======== DATA LISTING

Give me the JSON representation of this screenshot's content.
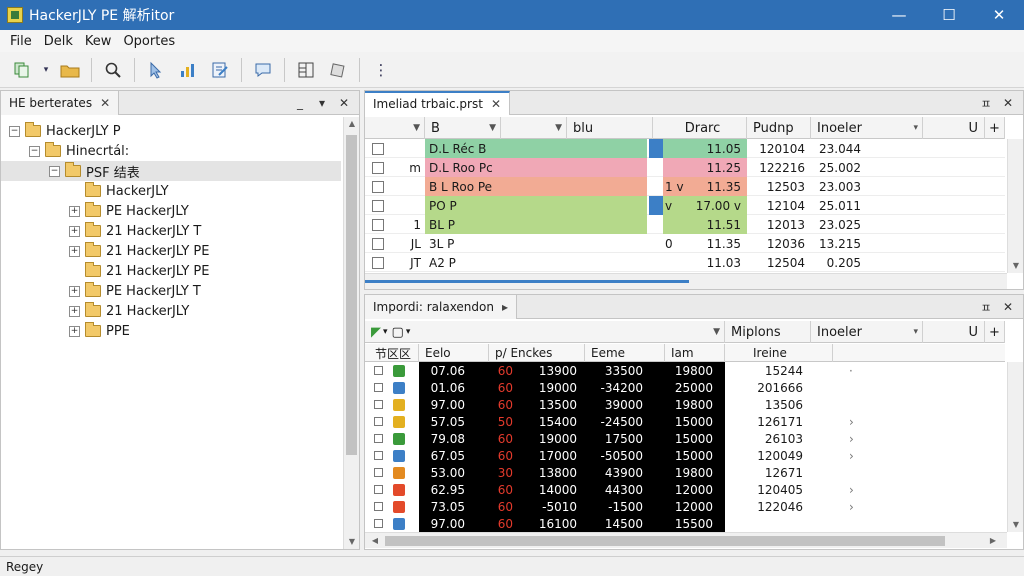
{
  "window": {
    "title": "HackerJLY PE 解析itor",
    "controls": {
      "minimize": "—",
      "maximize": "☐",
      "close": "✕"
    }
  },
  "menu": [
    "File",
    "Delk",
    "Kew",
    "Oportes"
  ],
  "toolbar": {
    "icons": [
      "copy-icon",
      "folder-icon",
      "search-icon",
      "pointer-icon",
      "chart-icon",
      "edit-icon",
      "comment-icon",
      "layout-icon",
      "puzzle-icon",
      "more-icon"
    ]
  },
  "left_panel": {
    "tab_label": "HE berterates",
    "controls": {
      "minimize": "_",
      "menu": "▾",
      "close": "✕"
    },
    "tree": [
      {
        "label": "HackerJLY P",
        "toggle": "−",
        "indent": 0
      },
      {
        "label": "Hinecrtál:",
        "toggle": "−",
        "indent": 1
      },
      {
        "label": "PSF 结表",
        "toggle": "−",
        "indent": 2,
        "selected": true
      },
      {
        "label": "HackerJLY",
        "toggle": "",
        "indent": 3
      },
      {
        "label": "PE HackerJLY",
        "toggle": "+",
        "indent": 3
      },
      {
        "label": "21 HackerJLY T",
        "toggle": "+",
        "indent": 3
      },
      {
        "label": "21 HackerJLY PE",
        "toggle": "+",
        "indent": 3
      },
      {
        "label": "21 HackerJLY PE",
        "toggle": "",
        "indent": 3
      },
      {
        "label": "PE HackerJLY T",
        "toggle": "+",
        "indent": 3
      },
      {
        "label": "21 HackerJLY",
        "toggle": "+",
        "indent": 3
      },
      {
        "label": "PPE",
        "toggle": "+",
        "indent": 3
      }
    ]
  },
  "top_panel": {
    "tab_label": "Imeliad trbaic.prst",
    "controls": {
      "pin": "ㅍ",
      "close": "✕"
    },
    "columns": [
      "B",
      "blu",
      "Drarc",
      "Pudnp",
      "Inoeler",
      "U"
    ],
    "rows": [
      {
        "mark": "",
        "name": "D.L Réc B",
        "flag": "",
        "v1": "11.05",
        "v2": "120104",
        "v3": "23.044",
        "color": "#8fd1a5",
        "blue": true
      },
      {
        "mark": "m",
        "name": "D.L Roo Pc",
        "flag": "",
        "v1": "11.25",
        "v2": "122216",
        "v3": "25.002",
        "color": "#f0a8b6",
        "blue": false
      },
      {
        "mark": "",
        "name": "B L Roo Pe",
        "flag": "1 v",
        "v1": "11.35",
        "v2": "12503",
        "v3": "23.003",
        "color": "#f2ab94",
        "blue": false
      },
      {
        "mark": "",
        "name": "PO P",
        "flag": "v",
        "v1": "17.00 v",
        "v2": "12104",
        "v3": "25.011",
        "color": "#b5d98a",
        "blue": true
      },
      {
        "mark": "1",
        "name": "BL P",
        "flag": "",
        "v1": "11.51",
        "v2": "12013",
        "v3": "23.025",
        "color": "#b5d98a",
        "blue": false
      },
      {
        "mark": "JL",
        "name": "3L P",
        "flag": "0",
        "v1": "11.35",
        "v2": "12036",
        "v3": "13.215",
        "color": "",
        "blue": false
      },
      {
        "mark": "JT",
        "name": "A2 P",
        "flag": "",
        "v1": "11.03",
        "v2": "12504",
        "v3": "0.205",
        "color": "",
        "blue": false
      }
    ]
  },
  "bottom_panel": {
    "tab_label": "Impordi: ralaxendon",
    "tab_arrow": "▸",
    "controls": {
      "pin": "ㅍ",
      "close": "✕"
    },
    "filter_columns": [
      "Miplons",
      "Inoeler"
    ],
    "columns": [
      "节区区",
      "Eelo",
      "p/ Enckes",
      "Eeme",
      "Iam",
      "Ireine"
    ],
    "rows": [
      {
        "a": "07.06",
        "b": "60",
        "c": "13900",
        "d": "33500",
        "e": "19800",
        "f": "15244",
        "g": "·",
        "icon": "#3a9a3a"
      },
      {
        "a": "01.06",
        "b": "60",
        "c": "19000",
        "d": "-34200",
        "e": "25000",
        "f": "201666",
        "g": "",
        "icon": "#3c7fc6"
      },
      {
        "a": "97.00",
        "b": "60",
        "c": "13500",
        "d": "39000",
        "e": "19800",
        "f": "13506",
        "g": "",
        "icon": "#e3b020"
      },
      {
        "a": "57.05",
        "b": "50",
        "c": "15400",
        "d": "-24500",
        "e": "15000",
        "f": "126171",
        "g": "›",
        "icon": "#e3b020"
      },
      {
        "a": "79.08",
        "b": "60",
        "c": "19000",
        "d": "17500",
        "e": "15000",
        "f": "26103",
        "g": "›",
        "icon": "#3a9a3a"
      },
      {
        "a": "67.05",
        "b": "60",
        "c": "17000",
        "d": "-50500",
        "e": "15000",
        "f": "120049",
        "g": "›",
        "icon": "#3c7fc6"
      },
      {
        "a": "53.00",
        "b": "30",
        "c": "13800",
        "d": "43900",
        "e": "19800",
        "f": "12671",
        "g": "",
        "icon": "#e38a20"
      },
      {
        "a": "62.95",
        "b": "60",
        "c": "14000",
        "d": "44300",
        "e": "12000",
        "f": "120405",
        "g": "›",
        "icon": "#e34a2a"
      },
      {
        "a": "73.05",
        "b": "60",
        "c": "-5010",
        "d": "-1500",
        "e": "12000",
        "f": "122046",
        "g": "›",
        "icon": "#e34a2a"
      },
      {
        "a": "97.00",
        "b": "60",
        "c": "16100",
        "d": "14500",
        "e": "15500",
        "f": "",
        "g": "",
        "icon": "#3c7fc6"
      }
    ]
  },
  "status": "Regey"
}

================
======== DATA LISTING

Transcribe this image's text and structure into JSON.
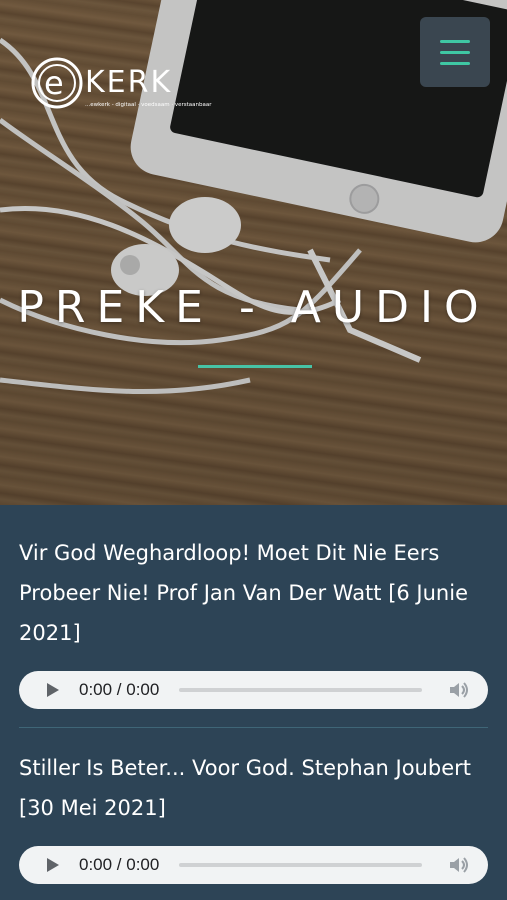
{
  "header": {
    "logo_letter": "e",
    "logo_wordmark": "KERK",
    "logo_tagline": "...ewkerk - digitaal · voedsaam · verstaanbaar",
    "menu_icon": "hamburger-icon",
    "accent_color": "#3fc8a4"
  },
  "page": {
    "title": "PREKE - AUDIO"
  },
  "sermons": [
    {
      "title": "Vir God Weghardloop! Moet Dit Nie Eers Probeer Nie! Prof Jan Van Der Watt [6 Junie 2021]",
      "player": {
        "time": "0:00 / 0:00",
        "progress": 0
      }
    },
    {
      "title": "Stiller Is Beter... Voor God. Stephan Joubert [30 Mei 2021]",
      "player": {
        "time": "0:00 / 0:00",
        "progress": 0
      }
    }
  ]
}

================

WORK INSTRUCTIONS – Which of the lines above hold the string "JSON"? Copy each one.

OUTPUT OF THE TASK –
Give me the JSON representation of this screenshot's content.
Transcribe this image's text and structure into JSON.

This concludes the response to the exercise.